And I’ve grown tired of understanding. Why can’t I simply experience attraction for another man, without some lousy lesson to be learned? Why can’t I simply stumble into the lap of another man, excuse myself, and be caught off-guard by his mischievous grin? Why can’t I feel the weight of someone else’s foot crushing my toe, then feel an apologetic hand rest on my shoulder, and a smokey voice whisper into my ear, “excusez-moi, je ne vous avais pas vu.”
But no. I’ve always got to meet men whose interest borders on the absurd. It’s not me they want, but some fraction of me. Yes, they want to it terribly. And they’ll do everything they can to get it. What I don’t understand is how obvious they can be. These men won’t even begin to disguise their true intentions. They’re so cocksure and almighty that their need will be met, it’s not a consequence to them if it means that mine will not be satisfied.

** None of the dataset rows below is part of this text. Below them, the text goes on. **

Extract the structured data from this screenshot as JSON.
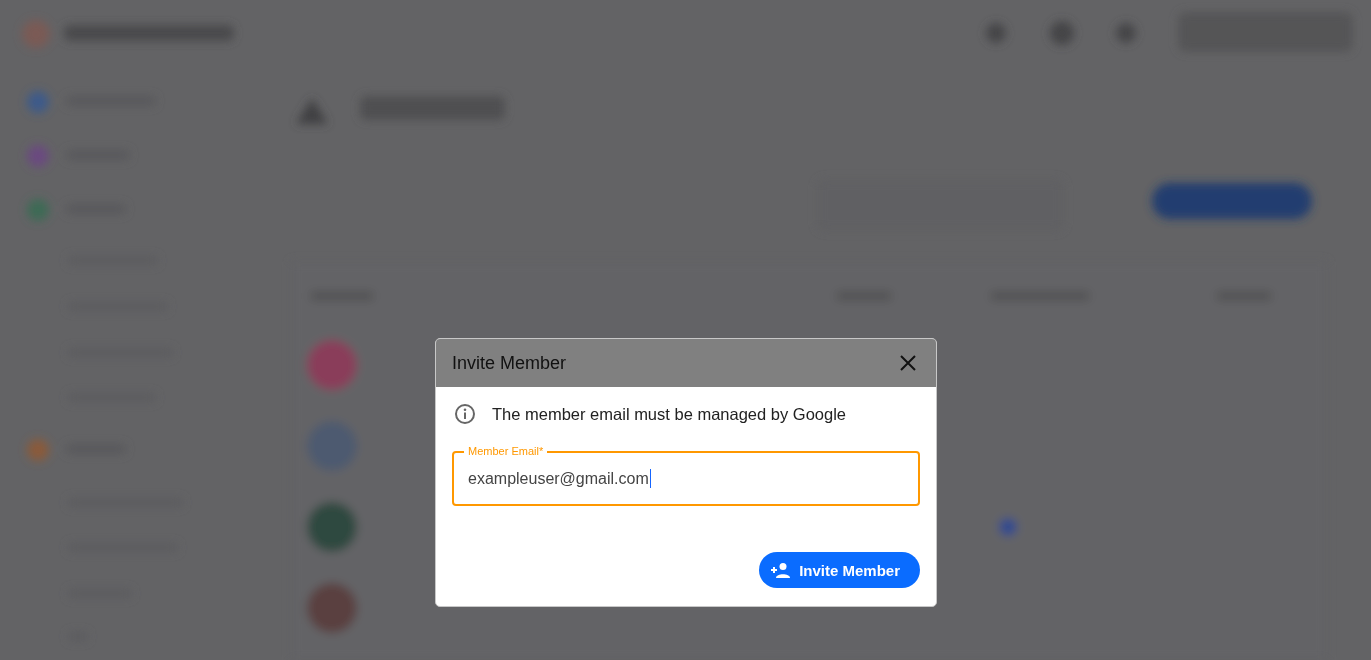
{
  "dialog": {
    "title": "Invite Member",
    "info": "The member email must be managed by Google",
    "field": {
      "label": "Member Email*",
      "value": "exampleuser@gmail.com",
      "focused": true
    },
    "button": "Invite Member"
  }
}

I said goodbye to Artem and his money desires; now I must say goodbye to the Parisian.
All I want to do is kiss. The Parisian refuses. Though he comes to my hotel room, dines on my food, and eventually kicks off his shoes and hops into my bed, we lay next to each, without even the degree of intimacy a dozen sardines enjoy in an oiled aluminum tin!
We lay there, fully clothed, watching TV, or like last night, I was writing and he playfully text me, quietly interrupting my writing. But he wasn’t tenderly interrupting the attention I was giving to my writing to draw it back to his own (which would have been charming), no, he was prompting me, to write more of this or more of that. You see, he too has fallen for a part of me. Not perhaps as cold as money, yet something strange. He’s fallen for my writer’s persona. That persona, I’ve attempted to explain to him, is a professional persona. It’s my business self.
“But, I love what you write, everything that you write; I love your blog, it’s inspiring; but more than all else, I love the bedtime stories you write for me,” he said last night. And then he continued, sounding like my editor, “And since you didn’t write me one yesterday, you’ve got to write me two tonight!”
But he wasn’t joking. He was dead-pan serious.
The Parisian wasn’t interested in sharing his physical affection with me. He didn’t want the emotional mess. What he did and continues to want are prurient stories which he can then fantasize with, fantasize about me, not the flesh and bone me, but some idyllic me, to masturbate to someone that doesn’t exist, all the while cordoning off true feelings and intimacy.
Maybe this is what courtship is like in the age of texts and Twitter.